## EXCERPTED DATA
● ● ●
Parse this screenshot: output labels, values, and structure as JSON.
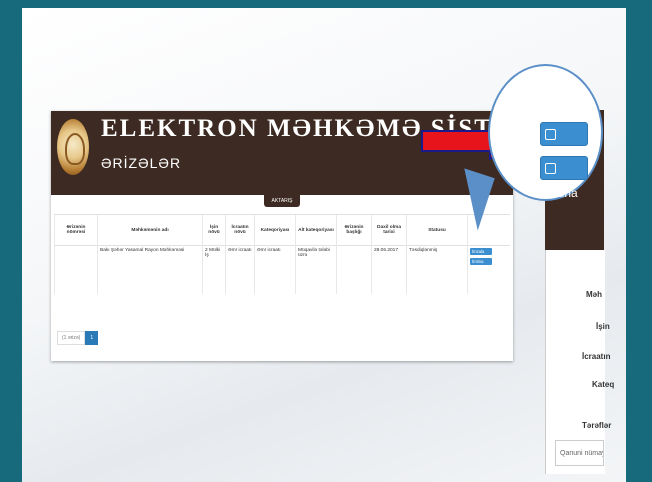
{
  "header": {
    "title": "ELEKTRON MƏHKƏMƏ SİSTEMİ",
    "subtitle": "ƏRİZƏLƏR"
  },
  "export_label": "AKTARIŞ",
  "table": {
    "columns": [
      "Ərizənin nömrəsi",
      "Məhkəmənin adı",
      "İşin növü",
      "İcraatın növü",
      "Kateqoriyası",
      "Alt kateqoriyası",
      "Ərizənin başlığı",
      "Daxil olma tarixi",
      "Statusu",
      ""
    ],
    "rows": [
      {
        "number": "",
        "court": "Bakı Şəhər Yasamal Rayon Məhkəməsi",
        "case_type": "2 Mülki İş",
        "proceeding": "Əmr icraatı",
        "category": "Əmr icraatı",
        "subcategory": "Müqavilə tələbi üzrə",
        "title": "",
        "date": "28.06.2017",
        "status": "Təsdiqlənmiş",
        "sign_label": "İmzala",
        "reject_label": "İmtina"
      }
    ]
  },
  "pager": {
    "prev_label": "(1 ərizə)",
    "current_page": "1"
  },
  "zoom": {
    "sign_label": "İmzala",
    "reject_label": "İmtina"
  },
  "right_panel": {
    "labels": [
      "Məh",
      "İşin",
      "İcraatın",
      "Kateq",
      "Tərəflər"
    ],
    "input_text": "Qanuni nümayə"
  },
  "colors": {
    "header_bg": "#3d2a22",
    "button_blue": "#3b8fd0",
    "arrow_red": "#e8141b",
    "background_teal": "#17697c"
  }
}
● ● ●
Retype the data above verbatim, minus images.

Parse this screenshot: output labels, values, and structure as JSON.
{
  "header": {
    "title": "ELEKTRON MƏHKƏMƏ SİSTEMİ",
    "subtitle": "ƏRİZƏLƏR"
  },
  "export_label": "AKTARIŞ",
  "table": {
    "columns": [
      "Ərizənin nömrəsi",
      "Məhkəmənin adı",
      "İşin növü",
      "İcraatın növü",
      "Kateqoriyası",
      "Alt kateqoriyası",
      "Ərizənin başlığı",
      "Daxil olma tarixi",
      "Statusu",
      ""
    ],
    "rows": [
      {
        "number": "",
        "court": "Bakı Şəhər Yasamal Rayon Məhkəməsi",
        "case_type": "2 Mülki İş",
        "proceeding": "Əmr icraatı",
        "category": "Əmr icraatı",
        "subcategory": "Müqavilə tələbi üzrə",
        "title": "",
        "date": "28.06.2017",
        "status": "Təsdiqlənmiş",
        "sign_label": "İmzala",
        "reject_label": "İmtina"
      }
    ]
  },
  "pager": {
    "prev_label": "(1 ərizə)",
    "current_page": "1"
  },
  "zoom": {
    "sign_label": "İmzala",
    "reject_label": "İmtina"
  },
  "right_panel": {
    "labels": [
      "Məh",
      "İşin",
      "İcraatın",
      "Kateq",
      "Tərəflər"
    ],
    "input_text": "Qanuni nümayə"
  },
  "colors": {
    "header_bg": "#3d2a22",
    "button_blue": "#3b8fd0",
    "arrow_red": "#e8141b",
    "background_teal": "#17697c"
  }
}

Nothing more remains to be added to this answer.